Brief = Write every record out again exactly as given.

○ ○ ○ ○

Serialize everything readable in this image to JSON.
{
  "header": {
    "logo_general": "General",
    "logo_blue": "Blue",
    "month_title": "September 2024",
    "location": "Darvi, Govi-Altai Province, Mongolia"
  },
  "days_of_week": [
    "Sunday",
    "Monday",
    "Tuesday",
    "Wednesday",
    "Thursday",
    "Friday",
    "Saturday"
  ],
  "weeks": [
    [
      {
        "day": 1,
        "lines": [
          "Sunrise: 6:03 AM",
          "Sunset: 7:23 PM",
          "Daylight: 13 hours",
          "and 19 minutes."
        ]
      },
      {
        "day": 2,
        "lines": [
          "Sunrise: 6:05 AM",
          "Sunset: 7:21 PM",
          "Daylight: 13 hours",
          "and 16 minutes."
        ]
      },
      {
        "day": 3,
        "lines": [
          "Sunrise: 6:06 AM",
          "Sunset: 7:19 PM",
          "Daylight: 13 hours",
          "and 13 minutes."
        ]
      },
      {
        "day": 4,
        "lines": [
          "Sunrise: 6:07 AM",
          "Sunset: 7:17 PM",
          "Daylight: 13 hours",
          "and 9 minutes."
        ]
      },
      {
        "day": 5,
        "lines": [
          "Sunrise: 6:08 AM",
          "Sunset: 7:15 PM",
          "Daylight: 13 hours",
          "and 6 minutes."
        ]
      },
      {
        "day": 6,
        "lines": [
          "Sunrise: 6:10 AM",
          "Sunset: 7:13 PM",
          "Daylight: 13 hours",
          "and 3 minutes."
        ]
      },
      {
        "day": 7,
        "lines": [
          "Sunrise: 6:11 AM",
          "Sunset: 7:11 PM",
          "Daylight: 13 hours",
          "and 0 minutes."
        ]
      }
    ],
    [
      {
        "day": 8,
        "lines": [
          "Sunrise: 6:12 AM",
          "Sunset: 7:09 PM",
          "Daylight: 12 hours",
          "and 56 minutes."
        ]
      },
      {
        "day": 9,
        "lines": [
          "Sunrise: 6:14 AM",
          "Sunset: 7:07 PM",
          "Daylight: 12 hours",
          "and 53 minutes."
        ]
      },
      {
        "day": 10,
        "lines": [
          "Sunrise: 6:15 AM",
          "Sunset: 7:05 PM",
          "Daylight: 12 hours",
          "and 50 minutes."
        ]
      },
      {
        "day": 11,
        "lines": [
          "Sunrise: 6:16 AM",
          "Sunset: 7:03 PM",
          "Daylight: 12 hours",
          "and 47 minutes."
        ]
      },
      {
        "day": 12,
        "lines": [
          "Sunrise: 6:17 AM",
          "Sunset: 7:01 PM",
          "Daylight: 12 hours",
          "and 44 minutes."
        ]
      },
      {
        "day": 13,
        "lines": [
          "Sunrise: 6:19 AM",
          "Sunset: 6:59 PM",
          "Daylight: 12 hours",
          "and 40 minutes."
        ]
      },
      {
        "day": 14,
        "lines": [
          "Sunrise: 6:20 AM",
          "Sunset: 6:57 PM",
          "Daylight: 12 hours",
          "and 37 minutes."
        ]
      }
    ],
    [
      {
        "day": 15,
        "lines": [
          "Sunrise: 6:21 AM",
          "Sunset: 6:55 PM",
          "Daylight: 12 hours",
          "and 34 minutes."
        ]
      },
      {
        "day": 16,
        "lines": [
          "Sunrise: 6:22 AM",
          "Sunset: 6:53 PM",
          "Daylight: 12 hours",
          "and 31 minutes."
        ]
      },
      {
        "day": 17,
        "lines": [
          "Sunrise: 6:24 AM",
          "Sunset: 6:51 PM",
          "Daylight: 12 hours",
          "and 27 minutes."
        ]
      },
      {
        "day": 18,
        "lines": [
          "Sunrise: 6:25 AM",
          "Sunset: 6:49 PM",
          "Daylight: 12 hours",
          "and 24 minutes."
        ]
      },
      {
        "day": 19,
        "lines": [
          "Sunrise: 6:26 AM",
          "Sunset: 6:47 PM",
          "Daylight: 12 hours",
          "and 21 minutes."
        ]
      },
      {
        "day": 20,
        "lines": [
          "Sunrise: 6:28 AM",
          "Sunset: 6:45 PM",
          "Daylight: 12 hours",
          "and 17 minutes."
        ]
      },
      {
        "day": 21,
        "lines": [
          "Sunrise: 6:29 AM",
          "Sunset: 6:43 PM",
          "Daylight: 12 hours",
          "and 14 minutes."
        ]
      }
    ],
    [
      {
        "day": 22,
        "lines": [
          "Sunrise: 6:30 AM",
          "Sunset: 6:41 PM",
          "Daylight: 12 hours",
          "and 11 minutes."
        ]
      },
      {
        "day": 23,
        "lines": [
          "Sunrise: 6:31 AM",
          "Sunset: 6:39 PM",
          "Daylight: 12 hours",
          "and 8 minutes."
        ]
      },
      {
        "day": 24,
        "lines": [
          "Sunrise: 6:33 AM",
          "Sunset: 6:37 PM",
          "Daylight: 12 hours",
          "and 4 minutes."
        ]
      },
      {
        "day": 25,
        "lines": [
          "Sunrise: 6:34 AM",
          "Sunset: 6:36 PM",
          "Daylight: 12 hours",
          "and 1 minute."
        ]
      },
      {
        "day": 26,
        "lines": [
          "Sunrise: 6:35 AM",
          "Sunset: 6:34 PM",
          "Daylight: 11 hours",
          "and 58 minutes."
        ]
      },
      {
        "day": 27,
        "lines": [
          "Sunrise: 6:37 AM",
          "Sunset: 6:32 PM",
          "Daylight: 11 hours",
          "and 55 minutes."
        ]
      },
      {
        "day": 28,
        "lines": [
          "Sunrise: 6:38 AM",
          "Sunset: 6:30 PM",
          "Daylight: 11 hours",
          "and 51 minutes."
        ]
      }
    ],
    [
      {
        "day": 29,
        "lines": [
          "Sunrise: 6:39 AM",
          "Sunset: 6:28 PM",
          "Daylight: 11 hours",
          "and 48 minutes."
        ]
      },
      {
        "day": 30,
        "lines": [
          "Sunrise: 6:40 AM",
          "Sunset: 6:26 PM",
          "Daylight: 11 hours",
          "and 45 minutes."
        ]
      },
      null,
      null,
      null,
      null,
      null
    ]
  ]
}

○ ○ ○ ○

Result of this task =
Serialize everything readable in this image to JSON.
{
  "header": {
    "logo_general": "General",
    "logo_blue": "Blue",
    "month_title": "September 2024",
    "location": "Darvi, Govi-Altai Province, Mongolia"
  },
  "days_of_week": [
    "Sunday",
    "Monday",
    "Tuesday",
    "Wednesday",
    "Thursday",
    "Friday",
    "Saturday"
  ],
  "weeks": [
    [
      {
        "day": 1,
        "lines": [
          "Sunrise: 6:03 AM",
          "Sunset: 7:23 PM",
          "Daylight: 13 hours",
          "and 19 minutes."
        ]
      },
      {
        "day": 2,
        "lines": [
          "Sunrise: 6:05 AM",
          "Sunset: 7:21 PM",
          "Daylight: 13 hours",
          "and 16 minutes."
        ]
      },
      {
        "day": 3,
        "lines": [
          "Sunrise: 6:06 AM",
          "Sunset: 7:19 PM",
          "Daylight: 13 hours",
          "and 13 minutes."
        ]
      },
      {
        "day": 4,
        "lines": [
          "Sunrise: 6:07 AM",
          "Sunset: 7:17 PM",
          "Daylight: 13 hours",
          "and 9 minutes."
        ]
      },
      {
        "day": 5,
        "lines": [
          "Sunrise: 6:08 AM",
          "Sunset: 7:15 PM",
          "Daylight: 13 hours",
          "and 6 minutes."
        ]
      },
      {
        "day": 6,
        "lines": [
          "Sunrise: 6:10 AM",
          "Sunset: 7:13 PM",
          "Daylight: 13 hours",
          "and 3 minutes."
        ]
      },
      {
        "day": 7,
        "lines": [
          "Sunrise: 6:11 AM",
          "Sunset: 7:11 PM",
          "Daylight: 13 hours",
          "and 0 minutes."
        ]
      }
    ],
    [
      {
        "day": 8,
        "lines": [
          "Sunrise: 6:12 AM",
          "Sunset: 7:09 PM",
          "Daylight: 12 hours",
          "and 56 minutes."
        ]
      },
      {
        "day": 9,
        "lines": [
          "Sunrise: 6:14 AM",
          "Sunset: 7:07 PM",
          "Daylight: 12 hours",
          "and 53 minutes."
        ]
      },
      {
        "day": 10,
        "lines": [
          "Sunrise: 6:15 AM",
          "Sunset: 7:05 PM",
          "Daylight: 12 hours",
          "and 50 minutes."
        ]
      },
      {
        "day": 11,
        "lines": [
          "Sunrise: 6:16 AM",
          "Sunset: 7:03 PM",
          "Daylight: 12 hours",
          "and 47 minutes."
        ]
      },
      {
        "day": 12,
        "lines": [
          "Sunrise: 6:17 AM",
          "Sunset: 7:01 PM",
          "Daylight: 12 hours",
          "and 44 minutes."
        ]
      },
      {
        "day": 13,
        "lines": [
          "Sunrise: 6:19 AM",
          "Sunset: 6:59 PM",
          "Daylight: 12 hours",
          "and 40 minutes."
        ]
      },
      {
        "day": 14,
        "lines": [
          "Sunrise: 6:20 AM",
          "Sunset: 6:57 PM",
          "Daylight: 12 hours",
          "and 37 minutes."
        ]
      }
    ],
    [
      {
        "day": 15,
        "lines": [
          "Sunrise: 6:21 AM",
          "Sunset: 6:55 PM",
          "Daylight: 12 hours",
          "and 34 minutes."
        ]
      },
      {
        "day": 16,
        "lines": [
          "Sunrise: 6:22 AM",
          "Sunset: 6:53 PM",
          "Daylight: 12 hours",
          "and 31 minutes."
        ]
      },
      {
        "day": 17,
        "lines": [
          "Sunrise: 6:24 AM",
          "Sunset: 6:51 PM",
          "Daylight: 12 hours",
          "and 27 minutes."
        ]
      },
      {
        "day": 18,
        "lines": [
          "Sunrise: 6:25 AM",
          "Sunset: 6:49 PM",
          "Daylight: 12 hours",
          "and 24 minutes."
        ]
      },
      {
        "day": 19,
        "lines": [
          "Sunrise: 6:26 AM",
          "Sunset: 6:47 PM",
          "Daylight: 12 hours",
          "and 21 minutes."
        ]
      },
      {
        "day": 20,
        "lines": [
          "Sunrise: 6:28 AM",
          "Sunset: 6:45 PM",
          "Daylight: 12 hours",
          "and 17 minutes."
        ]
      },
      {
        "day": 21,
        "lines": [
          "Sunrise: 6:29 AM",
          "Sunset: 6:43 PM",
          "Daylight: 12 hours",
          "and 14 minutes."
        ]
      }
    ],
    [
      {
        "day": 22,
        "lines": [
          "Sunrise: 6:30 AM",
          "Sunset: 6:41 PM",
          "Daylight: 12 hours",
          "and 11 minutes."
        ]
      },
      {
        "day": 23,
        "lines": [
          "Sunrise: 6:31 AM",
          "Sunset: 6:39 PM",
          "Daylight: 12 hours",
          "and 8 minutes."
        ]
      },
      {
        "day": 24,
        "lines": [
          "Sunrise: 6:33 AM",
          "Sunset: 6:37 PM",
          "Daylight: 12 hours",
          "and 4 minutes."
        ]
      },
      {
        "day": 25,
        "lines": [
          "Sunrise: 6:34 AM",
          "Sunset: 6:36 PM",
          "Daylight: 12 hours",
          "and 1 minute."
        ]
      },
      {
        "day": 26,
        "lines": [
          "Sunrise: 6:35 AM",
          "Sunset: 6:34 PM",
          "Daylight: 11 hours",
          "and 58 minutes."
        ]
      },
      {
        "day": 27,
        "lines": [
          "Sunrise: 6:37 AM",
          "Sunset: 6:32 PM",
          "Daylight: 11 hours",
          "and 55 minutes."
        ]
      },
      {
        "day": 28,
        "lines": [
          "Sunrise: 6:38 AM",
          "Sunset: 6:30 PM",
          "Daylight: 11 hours",
          "and 51 minutes."
        ]
      }
    ],
    [
      {
        "day": 29,
        "lines": [
          "Sunrise: 6:39 AM",
          "Sunset: 6:28 PM",
          "Daylight: 11 hours",
          "and 48 minutes."
        ]
      },
      {
        "day": 30,
        "lines": [
          "Sunrise: 6:40 AM",
          "Sunset: 6:26 PM",
          "Daylight: 11 hours",
          "and 45 minutes."
        ]
      },
      null,
      null,
      null,
      null,
      null
    ]
  ]
}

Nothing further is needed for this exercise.